How You Die of an Opioid Overdose
Earbuds in, you’re rushing up the steel subway stairs two at a time. Running late, bagel in one hand and Metro Card in the other. New York comes at your broke ass pretty fast, but so far you’re keeping up.
Then you round a corner, and everything slows down.
Prone on one of those rock-hard wooden subway benches is a body. Maybe it’s a person, but it seems like a body. Unmoving, gray with street scum, reeking – when you see it and smell it you can only assume the worst… but you’re late, and that sounds like your train whining into the station. If you just pick up your pace a bit, you can catch it. So you do.
This kind of story is familiar to countless New Yorkers, so much so that if you tell a local you saw what you think was a dead body, most will react like you told them you saw a pigeon. They’re just part of the landscape here.
I don’t need to explain the Opioid Crisis to you, because you’ve likely seen its repercussions with your own eyes. Maybe you’re even struggling with opioid addiction yourself, right now. Maybe you clicked this headline because of morbid fascination, or a desire to learn, or so you can be ready to recognize these symptoms and take action.
Whatever the reason, this is How You Die of an Opioid Overdose (and what you can do about it):
In your brain stem there are two regions called the medulla and pons that control the depth and rate of your breathing. They are also chock fucking full of opioid receptors.
Opioid receptors are proteins that sit on the surfaces of cells and “grab on” to opioids to activate. Upon activating, the Opioid receptors change the behaviors of cells in your medulla and pons, causing your lungs to draw slower, increasingly shallow breaths.
There is a small cluster of cells in your neck called the carotid body that senses when carbon dioxide levels in your blood begin to get problematic for all the “being alive” you’ve been doing lately.
It tries to alert your brain and respiratory system to increase breathing and re-oxygenate your blood, but the opioids dampen your body’s sensors to these alerts, so the carotid body may as well be trying to send a text while stopped inside a subway tunnel.
From there, you’ll reach the stage of your overdose called the pulmonary edema. The breakdown of your respiration damages your heart’s ability to function properly. This throws off the pressure in your veins and capillaries, pushing fluid through the capillary walls and into your lungs’ small, elastic air sacs called alveoli.
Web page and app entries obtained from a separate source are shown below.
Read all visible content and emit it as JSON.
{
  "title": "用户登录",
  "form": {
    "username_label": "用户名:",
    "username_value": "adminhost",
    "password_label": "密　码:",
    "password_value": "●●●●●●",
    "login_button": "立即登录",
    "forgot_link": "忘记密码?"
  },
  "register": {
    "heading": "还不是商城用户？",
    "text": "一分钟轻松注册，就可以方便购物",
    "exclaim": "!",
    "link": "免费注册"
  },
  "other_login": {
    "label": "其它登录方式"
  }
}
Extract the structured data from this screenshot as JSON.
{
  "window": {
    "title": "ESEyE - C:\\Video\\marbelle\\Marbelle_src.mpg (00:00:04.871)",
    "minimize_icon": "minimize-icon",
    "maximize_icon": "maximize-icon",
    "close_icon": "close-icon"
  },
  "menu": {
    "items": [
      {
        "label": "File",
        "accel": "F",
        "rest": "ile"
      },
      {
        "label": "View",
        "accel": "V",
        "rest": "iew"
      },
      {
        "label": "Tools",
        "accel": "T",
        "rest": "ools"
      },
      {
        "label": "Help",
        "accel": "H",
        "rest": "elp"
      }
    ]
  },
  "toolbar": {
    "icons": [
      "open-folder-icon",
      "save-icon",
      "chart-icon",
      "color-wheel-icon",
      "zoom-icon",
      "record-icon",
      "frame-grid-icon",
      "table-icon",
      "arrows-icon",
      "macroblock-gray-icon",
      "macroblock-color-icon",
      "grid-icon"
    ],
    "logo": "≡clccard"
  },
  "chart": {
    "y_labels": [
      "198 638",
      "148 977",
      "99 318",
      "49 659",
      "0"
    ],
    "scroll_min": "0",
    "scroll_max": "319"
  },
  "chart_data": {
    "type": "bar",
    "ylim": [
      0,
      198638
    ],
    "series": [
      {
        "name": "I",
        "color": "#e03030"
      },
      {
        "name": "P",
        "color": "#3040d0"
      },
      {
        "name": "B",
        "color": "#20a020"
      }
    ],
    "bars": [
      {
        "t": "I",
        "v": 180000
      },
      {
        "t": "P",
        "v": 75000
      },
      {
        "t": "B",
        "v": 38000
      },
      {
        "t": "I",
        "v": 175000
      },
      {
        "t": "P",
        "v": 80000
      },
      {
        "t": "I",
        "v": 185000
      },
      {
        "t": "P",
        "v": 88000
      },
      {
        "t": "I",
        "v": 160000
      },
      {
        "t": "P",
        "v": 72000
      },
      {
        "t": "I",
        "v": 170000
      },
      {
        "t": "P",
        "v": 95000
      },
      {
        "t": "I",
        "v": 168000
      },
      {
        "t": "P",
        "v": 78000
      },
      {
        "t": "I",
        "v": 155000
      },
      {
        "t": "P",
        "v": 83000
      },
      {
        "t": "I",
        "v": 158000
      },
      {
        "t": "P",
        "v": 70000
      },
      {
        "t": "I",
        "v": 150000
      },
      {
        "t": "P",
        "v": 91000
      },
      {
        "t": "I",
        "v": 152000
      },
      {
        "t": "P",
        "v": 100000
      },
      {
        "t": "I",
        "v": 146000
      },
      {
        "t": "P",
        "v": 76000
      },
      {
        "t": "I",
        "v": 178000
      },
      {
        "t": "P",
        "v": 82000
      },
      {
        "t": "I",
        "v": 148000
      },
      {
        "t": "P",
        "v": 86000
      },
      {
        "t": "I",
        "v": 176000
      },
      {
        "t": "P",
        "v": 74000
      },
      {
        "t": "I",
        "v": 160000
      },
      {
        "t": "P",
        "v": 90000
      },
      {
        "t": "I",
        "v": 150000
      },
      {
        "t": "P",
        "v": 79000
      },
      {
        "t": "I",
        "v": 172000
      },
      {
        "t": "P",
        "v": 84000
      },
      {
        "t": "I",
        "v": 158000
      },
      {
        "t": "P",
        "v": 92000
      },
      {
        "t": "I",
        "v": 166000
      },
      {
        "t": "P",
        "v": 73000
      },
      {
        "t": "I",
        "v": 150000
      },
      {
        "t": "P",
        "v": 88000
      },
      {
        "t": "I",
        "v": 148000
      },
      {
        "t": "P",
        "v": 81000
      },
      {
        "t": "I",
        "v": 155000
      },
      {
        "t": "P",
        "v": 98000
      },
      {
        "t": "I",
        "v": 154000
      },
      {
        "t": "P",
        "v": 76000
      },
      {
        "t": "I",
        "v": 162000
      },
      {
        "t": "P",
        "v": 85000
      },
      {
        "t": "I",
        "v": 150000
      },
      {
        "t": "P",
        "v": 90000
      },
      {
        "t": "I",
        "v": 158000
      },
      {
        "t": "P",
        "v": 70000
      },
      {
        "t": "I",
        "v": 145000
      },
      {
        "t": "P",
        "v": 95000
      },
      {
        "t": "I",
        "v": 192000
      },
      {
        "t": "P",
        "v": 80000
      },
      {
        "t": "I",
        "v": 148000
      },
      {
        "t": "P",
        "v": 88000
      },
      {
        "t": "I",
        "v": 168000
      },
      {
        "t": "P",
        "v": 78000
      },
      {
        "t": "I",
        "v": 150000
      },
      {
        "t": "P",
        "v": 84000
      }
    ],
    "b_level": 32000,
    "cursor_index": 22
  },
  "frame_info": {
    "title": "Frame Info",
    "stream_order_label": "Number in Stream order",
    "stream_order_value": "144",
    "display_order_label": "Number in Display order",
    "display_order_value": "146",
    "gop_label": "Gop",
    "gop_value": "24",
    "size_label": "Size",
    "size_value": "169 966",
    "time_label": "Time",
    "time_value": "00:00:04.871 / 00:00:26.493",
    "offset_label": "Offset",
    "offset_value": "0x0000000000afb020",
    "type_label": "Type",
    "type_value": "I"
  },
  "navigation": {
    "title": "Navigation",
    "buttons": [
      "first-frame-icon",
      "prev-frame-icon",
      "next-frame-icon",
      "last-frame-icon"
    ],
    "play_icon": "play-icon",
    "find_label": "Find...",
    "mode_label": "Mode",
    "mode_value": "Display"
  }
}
Now a frothy fluid is filling your lungs, spilling out of your nose and mouth. You’re drowning. And if the dose you just took was cut with Fentanyl too, the muscles of your chest and abdomen are seizing up in the disturbingly titled “wooden chest syndrome.”
Then, if this is your last overdose, you stop breathing altogether.
There are, however, easily attainable and effective drugs for stopping this from happening. A potent opioid blocker, Narcan “grabs on” to the brain’s opioid receptors and stops them from being activated. In many cases, this can reverse an overdose almost immediately.
Beyond just being swiftly effective, Narcan was designed to be simple enough to administer that whoever the First Responder to the overdose may be – friend, family, or stranger – they can save a life.
If you or someone you know has an opioid addiction and is at risk for overdose, or if you simply want to be ready to take action the next time you have a moment like the one described at the beginning of this, find out where you can acquire Narcan by clicking here. It should be covered by your insurance, so broke-ass people can do this too.
There are also multiple Opioid Overdose Trainings for NYC residents available here. If you’re not NYC-based, just Google “Opioid Overdose Trainings near me” or “Narcotics Overdose Trainings near me.”
And remember, next time you’re running for the train, “I was saving someone’s life” is a pretty fucking good excuse for being late to work.